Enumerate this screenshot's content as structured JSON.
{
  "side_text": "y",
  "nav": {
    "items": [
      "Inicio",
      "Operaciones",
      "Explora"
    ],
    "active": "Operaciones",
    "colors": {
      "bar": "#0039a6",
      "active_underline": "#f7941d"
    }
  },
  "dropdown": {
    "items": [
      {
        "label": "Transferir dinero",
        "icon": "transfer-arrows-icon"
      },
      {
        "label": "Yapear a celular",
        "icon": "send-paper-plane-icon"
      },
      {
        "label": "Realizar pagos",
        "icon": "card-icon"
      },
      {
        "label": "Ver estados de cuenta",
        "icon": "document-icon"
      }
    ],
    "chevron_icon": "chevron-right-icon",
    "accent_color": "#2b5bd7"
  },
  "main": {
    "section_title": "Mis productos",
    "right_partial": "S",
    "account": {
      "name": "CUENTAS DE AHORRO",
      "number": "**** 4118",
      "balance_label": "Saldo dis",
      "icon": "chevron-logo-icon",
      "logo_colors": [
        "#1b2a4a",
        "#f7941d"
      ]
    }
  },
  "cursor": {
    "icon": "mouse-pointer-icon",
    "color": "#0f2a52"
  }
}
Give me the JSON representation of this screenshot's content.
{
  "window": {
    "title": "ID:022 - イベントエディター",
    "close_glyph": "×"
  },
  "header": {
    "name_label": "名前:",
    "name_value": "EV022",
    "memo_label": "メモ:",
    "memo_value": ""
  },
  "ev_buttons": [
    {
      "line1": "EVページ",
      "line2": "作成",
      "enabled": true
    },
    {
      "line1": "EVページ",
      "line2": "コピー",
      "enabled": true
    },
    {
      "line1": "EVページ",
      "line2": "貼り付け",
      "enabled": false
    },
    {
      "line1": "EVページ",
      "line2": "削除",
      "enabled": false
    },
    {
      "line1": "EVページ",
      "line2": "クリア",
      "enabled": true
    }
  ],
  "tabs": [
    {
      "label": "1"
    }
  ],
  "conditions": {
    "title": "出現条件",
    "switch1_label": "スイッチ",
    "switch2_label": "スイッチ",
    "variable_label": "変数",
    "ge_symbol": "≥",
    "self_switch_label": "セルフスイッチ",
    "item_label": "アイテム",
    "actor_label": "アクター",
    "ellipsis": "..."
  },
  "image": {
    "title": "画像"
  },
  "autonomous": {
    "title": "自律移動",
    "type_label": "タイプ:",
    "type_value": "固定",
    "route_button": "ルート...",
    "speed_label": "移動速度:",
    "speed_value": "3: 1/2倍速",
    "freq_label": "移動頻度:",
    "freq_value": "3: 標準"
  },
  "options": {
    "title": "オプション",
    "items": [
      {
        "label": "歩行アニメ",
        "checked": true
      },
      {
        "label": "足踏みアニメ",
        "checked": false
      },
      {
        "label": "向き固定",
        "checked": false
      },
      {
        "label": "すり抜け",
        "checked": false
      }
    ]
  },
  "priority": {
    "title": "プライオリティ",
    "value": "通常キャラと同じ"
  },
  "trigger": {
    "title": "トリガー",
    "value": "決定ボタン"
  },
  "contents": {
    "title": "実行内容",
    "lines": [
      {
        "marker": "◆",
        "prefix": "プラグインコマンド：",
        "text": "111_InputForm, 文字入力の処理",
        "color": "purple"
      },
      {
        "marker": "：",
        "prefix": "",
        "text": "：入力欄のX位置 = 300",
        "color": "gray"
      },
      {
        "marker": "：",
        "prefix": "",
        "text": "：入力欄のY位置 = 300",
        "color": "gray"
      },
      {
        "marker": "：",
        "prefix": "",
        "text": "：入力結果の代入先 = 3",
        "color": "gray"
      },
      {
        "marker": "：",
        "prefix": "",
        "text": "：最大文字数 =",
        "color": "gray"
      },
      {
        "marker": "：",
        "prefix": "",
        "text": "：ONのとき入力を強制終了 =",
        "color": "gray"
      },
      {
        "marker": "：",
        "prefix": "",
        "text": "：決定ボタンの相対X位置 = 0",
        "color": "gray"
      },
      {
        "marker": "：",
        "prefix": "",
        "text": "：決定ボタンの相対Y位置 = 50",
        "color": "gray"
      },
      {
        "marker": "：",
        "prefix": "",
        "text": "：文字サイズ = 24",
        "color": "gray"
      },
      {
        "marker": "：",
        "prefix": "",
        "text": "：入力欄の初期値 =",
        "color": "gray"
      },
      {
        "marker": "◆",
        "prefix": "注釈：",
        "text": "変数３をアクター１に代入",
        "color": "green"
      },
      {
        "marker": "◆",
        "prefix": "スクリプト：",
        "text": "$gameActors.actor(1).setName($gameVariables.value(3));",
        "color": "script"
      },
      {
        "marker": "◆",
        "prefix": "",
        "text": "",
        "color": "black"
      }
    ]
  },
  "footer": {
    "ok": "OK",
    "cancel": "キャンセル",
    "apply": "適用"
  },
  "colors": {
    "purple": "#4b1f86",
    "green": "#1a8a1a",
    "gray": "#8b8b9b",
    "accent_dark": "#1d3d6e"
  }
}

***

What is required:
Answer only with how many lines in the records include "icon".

Task solution:
7